Entries from a dataset of interfaces:

● ● ● ●

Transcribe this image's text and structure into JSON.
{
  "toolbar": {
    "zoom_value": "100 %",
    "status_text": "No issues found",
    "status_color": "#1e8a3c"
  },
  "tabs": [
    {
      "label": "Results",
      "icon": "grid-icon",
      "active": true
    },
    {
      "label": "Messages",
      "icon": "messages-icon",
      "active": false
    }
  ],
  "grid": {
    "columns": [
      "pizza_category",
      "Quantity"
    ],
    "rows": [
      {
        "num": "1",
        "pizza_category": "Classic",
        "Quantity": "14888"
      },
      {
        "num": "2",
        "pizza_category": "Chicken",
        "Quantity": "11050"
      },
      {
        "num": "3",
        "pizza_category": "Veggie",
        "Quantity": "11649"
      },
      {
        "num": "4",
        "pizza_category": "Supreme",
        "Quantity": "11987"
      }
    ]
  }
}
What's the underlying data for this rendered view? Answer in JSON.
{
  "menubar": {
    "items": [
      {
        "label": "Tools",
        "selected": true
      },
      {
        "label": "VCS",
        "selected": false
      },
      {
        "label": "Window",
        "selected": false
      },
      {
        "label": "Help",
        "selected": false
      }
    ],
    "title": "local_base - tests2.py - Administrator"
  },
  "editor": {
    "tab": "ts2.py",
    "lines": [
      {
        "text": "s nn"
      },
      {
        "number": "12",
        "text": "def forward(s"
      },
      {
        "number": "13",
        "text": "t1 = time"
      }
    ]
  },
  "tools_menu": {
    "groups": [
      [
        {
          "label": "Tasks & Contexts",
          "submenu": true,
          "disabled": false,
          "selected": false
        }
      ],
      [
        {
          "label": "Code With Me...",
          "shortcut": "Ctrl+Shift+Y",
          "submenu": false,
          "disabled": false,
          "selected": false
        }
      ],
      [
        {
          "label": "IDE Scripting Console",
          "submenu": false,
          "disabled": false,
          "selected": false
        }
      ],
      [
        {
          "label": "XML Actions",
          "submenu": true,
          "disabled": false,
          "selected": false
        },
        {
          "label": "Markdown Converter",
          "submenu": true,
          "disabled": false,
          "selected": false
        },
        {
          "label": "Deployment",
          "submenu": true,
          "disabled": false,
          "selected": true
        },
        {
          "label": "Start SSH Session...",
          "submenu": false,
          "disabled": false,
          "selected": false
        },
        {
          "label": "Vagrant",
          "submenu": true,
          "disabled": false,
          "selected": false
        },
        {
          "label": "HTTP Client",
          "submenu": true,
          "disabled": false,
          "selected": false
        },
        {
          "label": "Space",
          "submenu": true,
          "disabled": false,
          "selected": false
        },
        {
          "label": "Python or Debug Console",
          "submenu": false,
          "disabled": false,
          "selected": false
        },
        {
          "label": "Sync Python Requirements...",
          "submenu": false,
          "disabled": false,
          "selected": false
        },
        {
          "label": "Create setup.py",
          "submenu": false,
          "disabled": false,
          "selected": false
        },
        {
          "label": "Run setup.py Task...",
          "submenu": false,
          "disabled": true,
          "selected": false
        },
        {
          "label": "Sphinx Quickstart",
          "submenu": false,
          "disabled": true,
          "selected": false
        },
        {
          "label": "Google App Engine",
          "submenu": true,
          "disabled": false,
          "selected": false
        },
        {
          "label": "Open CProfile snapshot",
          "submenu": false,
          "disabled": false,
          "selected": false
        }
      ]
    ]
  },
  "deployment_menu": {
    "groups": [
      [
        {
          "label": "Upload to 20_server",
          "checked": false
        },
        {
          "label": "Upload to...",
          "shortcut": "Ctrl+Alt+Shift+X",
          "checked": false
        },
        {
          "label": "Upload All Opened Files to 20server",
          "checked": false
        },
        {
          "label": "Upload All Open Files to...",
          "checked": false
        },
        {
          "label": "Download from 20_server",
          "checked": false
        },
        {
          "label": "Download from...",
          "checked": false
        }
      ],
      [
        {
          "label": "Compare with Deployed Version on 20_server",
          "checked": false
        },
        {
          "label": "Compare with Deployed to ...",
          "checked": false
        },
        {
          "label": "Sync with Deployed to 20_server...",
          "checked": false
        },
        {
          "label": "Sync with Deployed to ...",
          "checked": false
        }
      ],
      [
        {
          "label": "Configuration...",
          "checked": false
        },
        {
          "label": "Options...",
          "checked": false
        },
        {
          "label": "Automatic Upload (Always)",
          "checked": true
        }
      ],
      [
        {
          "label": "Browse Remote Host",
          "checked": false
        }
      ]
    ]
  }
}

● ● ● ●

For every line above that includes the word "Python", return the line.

• _Written response_:
          "label": "Python or Debug Console",
          "label": "Sync Python Requirements...",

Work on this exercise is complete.